Lease Commencement
The Lease Commencement Date is the date equipment is accepted by the Lessee as evidenced by Lessee's execution of an Acceptance Certificate.

Lease Proposal
A written agreement between the Lessor and Lessee that outlines the basic terms and conditions of a specific lease transaction. Both parties sign this proposal, and it is subject to credit approval.

Lease Rate
The simple equivalent interest rate excluding depreciation and residual, if any.

A party who makes use of property owned by another party (the Lessor) and pays the Lessor, usually in the form of rentals, for that use.

Company or leasing entity that is legal owner of the leased equipment.

Level Payments
Equal payments over the term of the Lease.

Master Lease
An open-ended lease agreement under which a Lessee obtains the use of specific property and can add additional equipment periodically. Eliminates signing new leases as additional equipment is leased.

Net Lease
With a Net Lease, the rentals are payable to the Lessor. All costs in connection with the use of the equipment are to be paid by the Lessee and are not a part of the rental. For example, taxes, insurance, and maintenance are paid directly by the Lessee.

Many vendors require that they be paid at least 50% of the invoice amount once the lease is funded. This is called prefunding. It must be approved by the funding source. For Pre-Funding to be accepted, both the vendor and lessee must be stable for acceptance.

Security Deposit
A Security Deposit is an advance payment that is usually equal to two lease payments,. This deposit is retained by the Lessor for the term of the Lease. If the lease is never finalized for reasons that are not the fault of the Lessor, the deposit will be kept by the Lessor for administrative costs. If any part of the deposit is remaining at the end of the Lease term and the Lessee has completed all of his / her obligations, the Deposit is returned to the Lessee or can be applied to the Purchase Option, if any, or to any remaining payments.

Soft Costs
Freight, software, labor and other intangible items are frequently defined as soft costs. Many funding sources will only allow a certain percentage of the total transaction to be soft costs. Because these costs can generally not be recovered in case of default, they increase the inherent risk of the lease.

True Lease
A True Lease is a transaction that qualifies as a lease under the Internal Revenue Code. This lease functions so that the Lessee can claim rental payments as tax deductions and the Lessor can claim tax benefits of ownership such as depreciation.

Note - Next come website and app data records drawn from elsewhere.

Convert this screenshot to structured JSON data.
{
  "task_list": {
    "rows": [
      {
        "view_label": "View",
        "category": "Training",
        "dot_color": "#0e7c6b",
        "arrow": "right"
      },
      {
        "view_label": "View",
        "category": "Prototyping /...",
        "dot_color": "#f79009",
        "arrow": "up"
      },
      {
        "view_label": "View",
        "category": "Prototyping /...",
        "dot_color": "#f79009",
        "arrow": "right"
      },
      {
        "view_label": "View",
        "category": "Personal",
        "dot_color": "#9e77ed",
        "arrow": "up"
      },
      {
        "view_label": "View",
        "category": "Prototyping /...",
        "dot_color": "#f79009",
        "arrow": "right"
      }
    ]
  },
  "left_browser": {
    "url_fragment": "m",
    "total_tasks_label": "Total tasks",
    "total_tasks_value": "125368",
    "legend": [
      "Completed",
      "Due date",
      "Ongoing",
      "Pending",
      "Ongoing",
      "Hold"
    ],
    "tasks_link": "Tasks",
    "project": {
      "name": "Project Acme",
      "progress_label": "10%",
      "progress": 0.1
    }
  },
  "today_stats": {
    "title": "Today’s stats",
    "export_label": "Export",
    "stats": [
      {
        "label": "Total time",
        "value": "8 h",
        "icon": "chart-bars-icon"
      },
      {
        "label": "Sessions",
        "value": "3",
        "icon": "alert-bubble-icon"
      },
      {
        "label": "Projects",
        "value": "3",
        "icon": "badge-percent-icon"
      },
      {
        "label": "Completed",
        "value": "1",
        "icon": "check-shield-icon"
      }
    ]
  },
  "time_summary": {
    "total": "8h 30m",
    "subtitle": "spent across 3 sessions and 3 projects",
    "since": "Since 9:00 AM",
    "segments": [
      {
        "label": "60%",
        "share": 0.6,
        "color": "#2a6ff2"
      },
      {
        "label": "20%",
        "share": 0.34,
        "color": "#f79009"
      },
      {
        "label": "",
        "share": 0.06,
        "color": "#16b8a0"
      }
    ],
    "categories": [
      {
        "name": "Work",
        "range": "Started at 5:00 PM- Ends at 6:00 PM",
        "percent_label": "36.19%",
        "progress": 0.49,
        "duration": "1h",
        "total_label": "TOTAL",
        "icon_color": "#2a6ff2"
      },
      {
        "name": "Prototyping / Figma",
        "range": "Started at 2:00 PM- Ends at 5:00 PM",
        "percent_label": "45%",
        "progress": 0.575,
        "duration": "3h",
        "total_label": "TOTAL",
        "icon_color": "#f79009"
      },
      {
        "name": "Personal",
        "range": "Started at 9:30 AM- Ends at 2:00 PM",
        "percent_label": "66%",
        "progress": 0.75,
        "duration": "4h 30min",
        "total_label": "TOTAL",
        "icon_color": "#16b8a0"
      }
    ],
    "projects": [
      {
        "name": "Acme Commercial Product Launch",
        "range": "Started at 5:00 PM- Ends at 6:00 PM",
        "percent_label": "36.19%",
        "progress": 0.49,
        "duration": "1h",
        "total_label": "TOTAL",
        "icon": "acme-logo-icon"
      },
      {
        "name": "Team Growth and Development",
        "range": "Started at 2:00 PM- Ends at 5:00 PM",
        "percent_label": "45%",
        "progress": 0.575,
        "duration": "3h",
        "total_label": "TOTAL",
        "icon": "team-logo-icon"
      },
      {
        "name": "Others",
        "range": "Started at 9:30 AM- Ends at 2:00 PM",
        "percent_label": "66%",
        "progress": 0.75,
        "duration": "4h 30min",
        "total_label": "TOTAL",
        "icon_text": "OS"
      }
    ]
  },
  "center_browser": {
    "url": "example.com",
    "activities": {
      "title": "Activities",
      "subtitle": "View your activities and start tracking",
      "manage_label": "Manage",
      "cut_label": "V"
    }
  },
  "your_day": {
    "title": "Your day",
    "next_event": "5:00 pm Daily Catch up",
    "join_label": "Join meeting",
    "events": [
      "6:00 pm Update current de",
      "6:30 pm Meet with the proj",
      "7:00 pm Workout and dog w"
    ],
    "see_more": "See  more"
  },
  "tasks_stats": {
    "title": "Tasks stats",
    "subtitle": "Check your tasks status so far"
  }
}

Uniform Commercial Code (see Financing Statement - UCC1)
A standardized program and method of administering, legalizing and recording lien instruments adopted now by all states except Louisiana.

Useful Life
The period of time during which an asset will be usable and have some economic value. To qualify as an operating lease, the property must have a remaining useful life of 25 percent of the original estimated useful life of the leased property at the end of the lease term, and life of at least one year.

Many states have passed laws that limit the interest rate that can be charged on loans. These laws are called "Usury Laws". In states such as Texas, Arkansas, Florida and Nebraska, $1.00 buyout leases are also subject to Usury and, as such, leasing companies have either refused to write such leases in these states or require certain addendums or additional documentation.

Have a question about equipment leasing that you could not find on this site? Please contact us here.

Access Equipment Leasing

3972 Barranca Pkwy
Irvine, CA
Call Toll Free: 1-866-546-8258